A new University of Minnesota study has found that food service workers in school lunch programs lack understanding and resources to achieve the goal of offering more whole grain options to students. The study involved Minnesota school food-service directors and appears in the latest issue of the Journal of Child Nutrition and Management.
The researchers found that while food-service workers are aware of the health benefits of whole-grain foods, they aren’t always sure whether a particular product meets the whole-grain criteria. The directors surveyed also cited higher costs and difficulty finding vendors who sold whole-grain products as factors hampering the introduction of more whole grains into school meals.

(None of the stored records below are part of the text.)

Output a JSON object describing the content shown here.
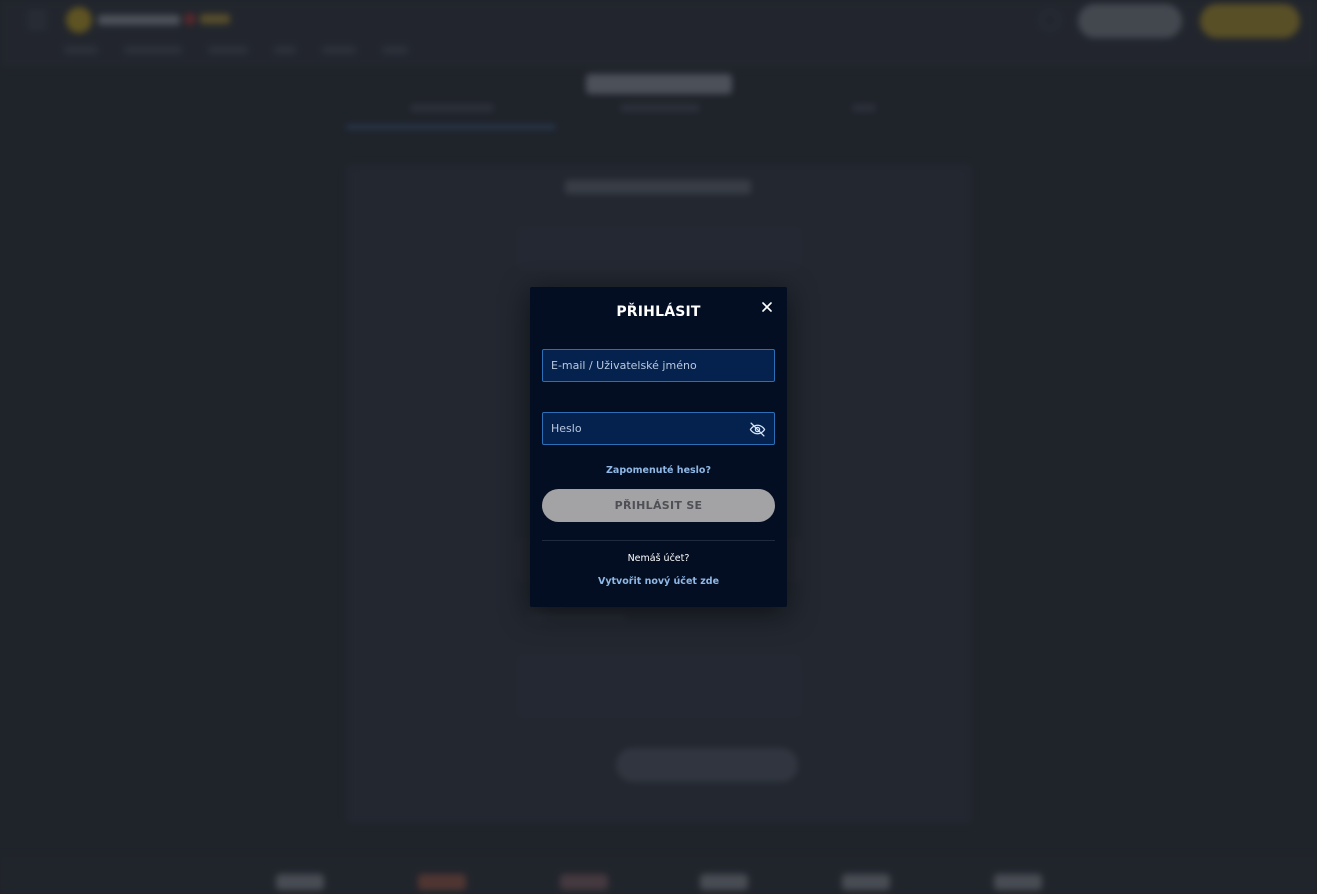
{
  "login_modal": {
    "title": "PŘIHLÁSIT",
    "email_placeholder": "E-mail / Uživatelské jméno",
    "password_placeholder": "Heslo",
    "forgot_password": "Zapomenuté heslo?",
    "submit_label": "PŘIHLÁSIT SE",
    "no_account": "Nemáš účet?",
    "create_account": "Vytvořit nový účet zde"
  },
  "icons": {
    "close": "close-icon",
    "password_visibility": "eye-off-icon"
  },
  "colors": {
    "modal_background": "#040e22",
    "field_background": "#05214d",
    "field_border": "#2d6fb6",
    "link": "#8fb8e6",
    "submit_button_disabled": "#a3a3a5",
    "brand_gold": "#c9a82a"
  }
}
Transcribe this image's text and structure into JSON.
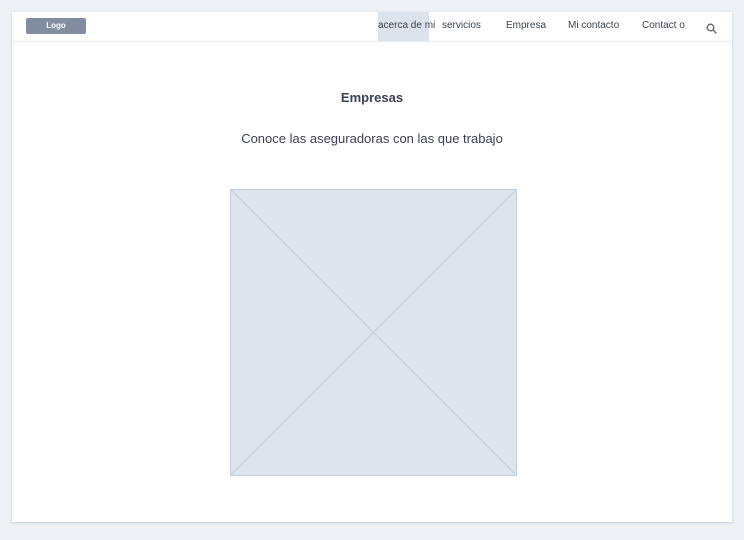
{
  "header": {
    "logo": "Logo",
    "nav": [
      {
        "label": "acerca de mi",
        "active": true
      },
      {
        "label": "servicios"
      },
      {
        "label": "Empresa"
      },
      {
        "label": "Mi contacto"
      },
      {
        "label": "Contact o"
      }
    ],
    "search_icon": "magnifier-icon"
  },
  "main": {
    "title": "Empresas",
    "subtitle": "Conoce las aseguradoras con las que trabajo",
    "image_icon": "image-placeholder"
  },
  "colors": {
    "page_background": "#eef2f7",
    "panel": "#ffffff",
    "logo_fill": "#838da0",
    "active_tab": "#dde3ec",
    "placeholder_fill": "#dde4ed",
    "placeholder_line": "#c4cdd8",
    "text": "#3b4252"
  }
}
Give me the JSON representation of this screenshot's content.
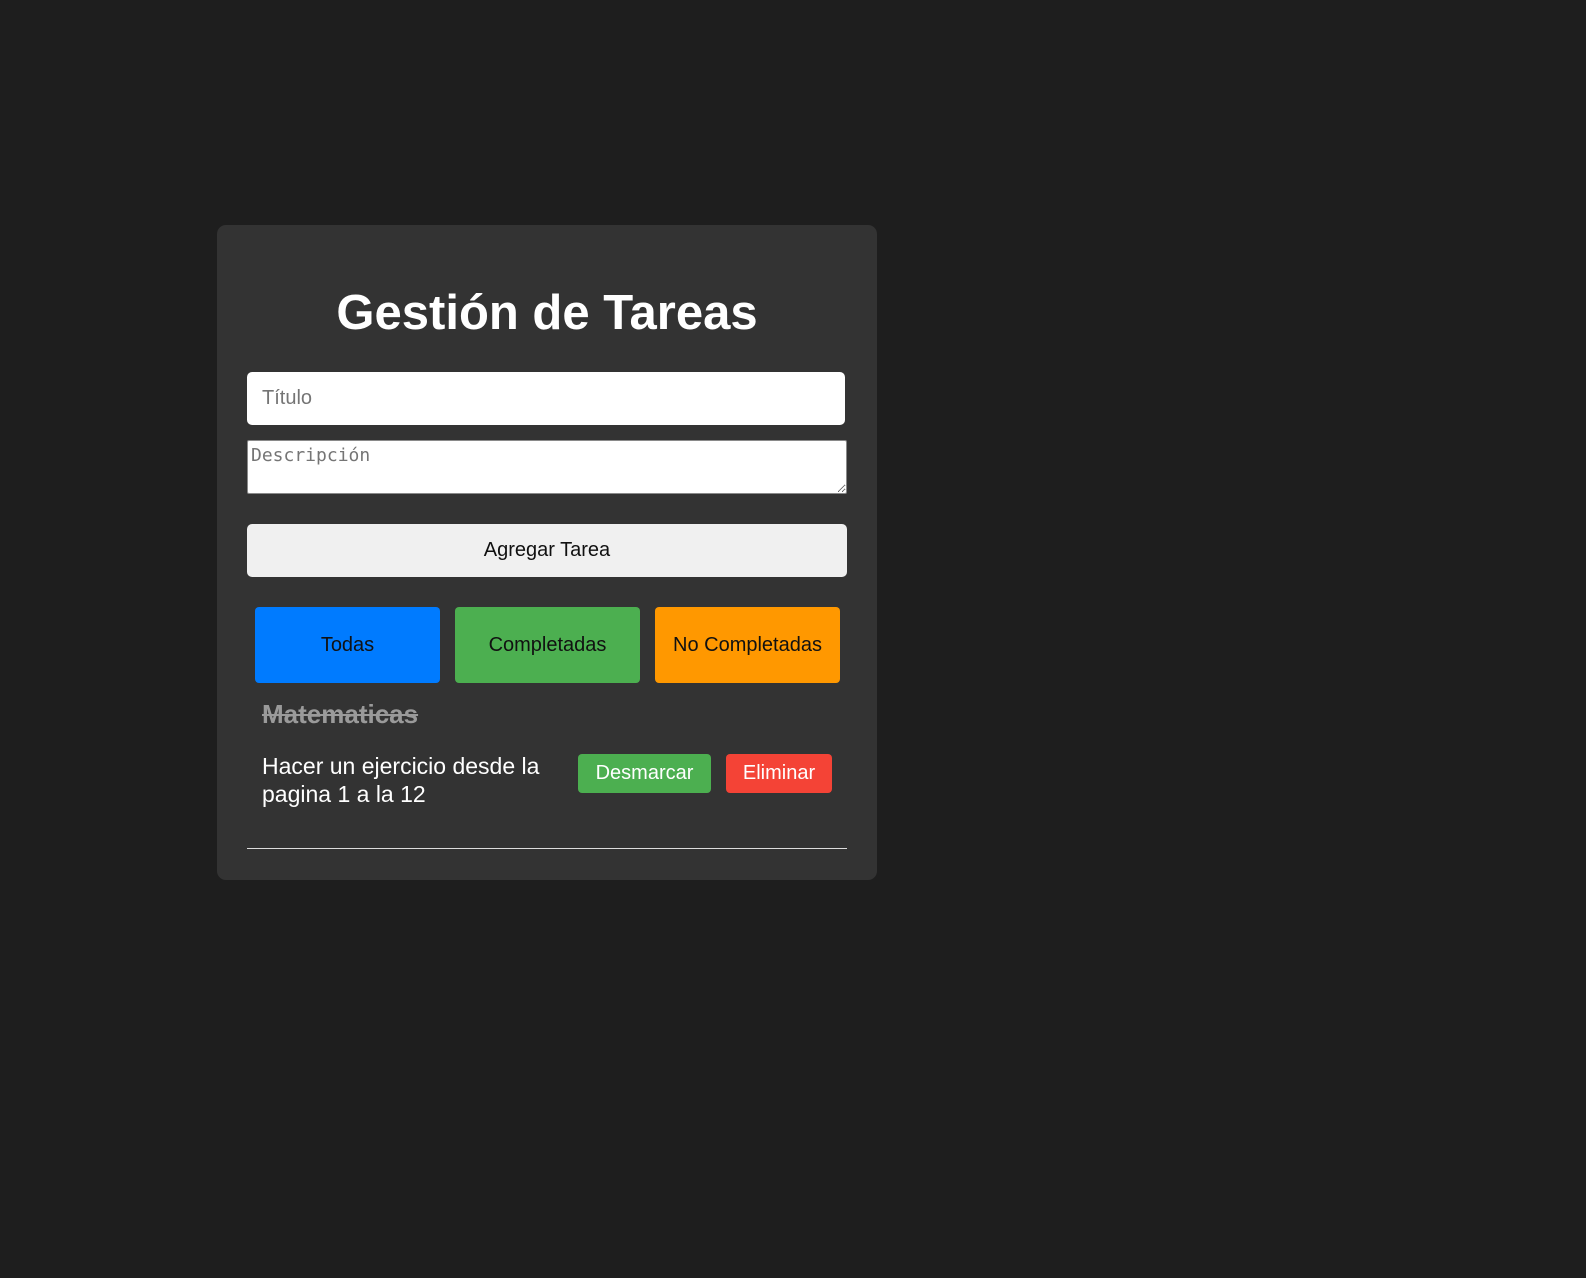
{
  "app": {
    "title": "Gestión de Tareas"
  },
  "form": {
    "title_placeholder": "Título",
    "title_value": "",
    "description_placeholder": "Descripción",
    "description_value": "",
    "add_label": "Agregar Tarea"
  },
  "filters": {
    "all_label": "Todas",
    "completed_label": "Completadas",
    "pending_label": "No Completadas"
  },
  "tasks": [
    {
      "title": "Matematicas",
      "description": "Hacer un ejercicio desde la pagina 1 a la 12",
      "completed": true,
      "unmark_label": "Desmarcar",
      "delete_label": "Eliminar"
    }
  ],
  "colors": {
    "page_background": "#1e1e1e",
    "card_background": "#333333",
    "filter_all": "#007bff",
    "filter_completed": "#4caf50",
    "filter_pending": "#ff9800",
    "unmark_button": "#4caf50",
    "delete_button": "#f44336"
  }
}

Most experts recommend at least three servings of whole-grain foods a day, but children in the U.S. average only about one per day.